For centuries, followers of the Bwiti religion in the West African nation of Gabon have used ibogaine in healing ceremonies and spiritual rituals. Taken in a right way in high enough doses and combinations of Ibogaine, the plant extract can cause a spiritual journey much more intense than psilocybin mushrooms, or some drugs with psychedelic trip like LSD.
That’s exactly what Howard Lotsof, a 19-year-old American heroin addict, was looking for when he decided to experiment with the hallucinogen in 1962. But he found something a little different. After a long and intense trip, he discovered that he had no cravings for heroin or any other drug. Even more incredibly, he had no withdrawal symptoms. So Lotsof gave ibogaine to seven friends also addicted to heroin. Five of them stopped using, saying their desire for the drug had been extinguished, at least temporarily, after just one use.

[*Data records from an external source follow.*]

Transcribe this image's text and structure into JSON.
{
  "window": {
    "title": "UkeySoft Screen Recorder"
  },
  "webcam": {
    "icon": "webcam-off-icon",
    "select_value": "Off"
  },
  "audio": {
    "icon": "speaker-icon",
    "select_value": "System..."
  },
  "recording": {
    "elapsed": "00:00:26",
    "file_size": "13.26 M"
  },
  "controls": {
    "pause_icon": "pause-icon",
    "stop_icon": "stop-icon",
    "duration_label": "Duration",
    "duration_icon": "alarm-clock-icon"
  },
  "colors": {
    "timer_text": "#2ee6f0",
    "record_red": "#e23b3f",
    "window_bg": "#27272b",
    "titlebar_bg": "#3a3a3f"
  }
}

Lotsof spent the rest of his life championing ibogaine. He managed to drum up some interest in the United States, but after it was designated a Schedule 1 controlled substance by the Drug Enforcement Agency in 1967, his quest became harder.
It was around that time that Deborah Mash, a neuroscientist researching addiction at the University of Miami first heard rumblings of an intriguing “magical cure.” Lotsof even called her himself.
“I didn’t believe it. How could one molecule have an effect on alcohol, nicotine, cocaine and opiates?” she told America Tonight. “[It] didn’t make sense.”
So in 1992, Mash traveled to the Netherlands where trials were underway to see the so-called detox in action.
“I saw people who were at the end of the rope … look like new human beings, no signs of withdrawal, and ready to change their life,” Mash said. “And I thought what does this teach us about the brain? I need to know.”
Undeterred, Mash took matters into her own hands and opened a private clinical research center on the Caribbean island of St. Kitts in 1996, where she treated more than 300 patients with ibogaine and collected data for almost a decade.
“The thing we learned straight away was that the ibogaine detox was 98 percent effective for opiate withdrawals,” Mash said of its short-term detoxification rate. “I couldn’t believe it.”
The patients reported back no cravings for drugs, no desire to run out and get high and, perhaps most impressively, none of the usual painful withdrawals.
“We had people swimming in the Caribbean in two to three days,” she said.
About half of her patients were still clean and sober for at least a year after treatment. Mash, who has stayed in touch with a number of her patients, said that many are still clean today.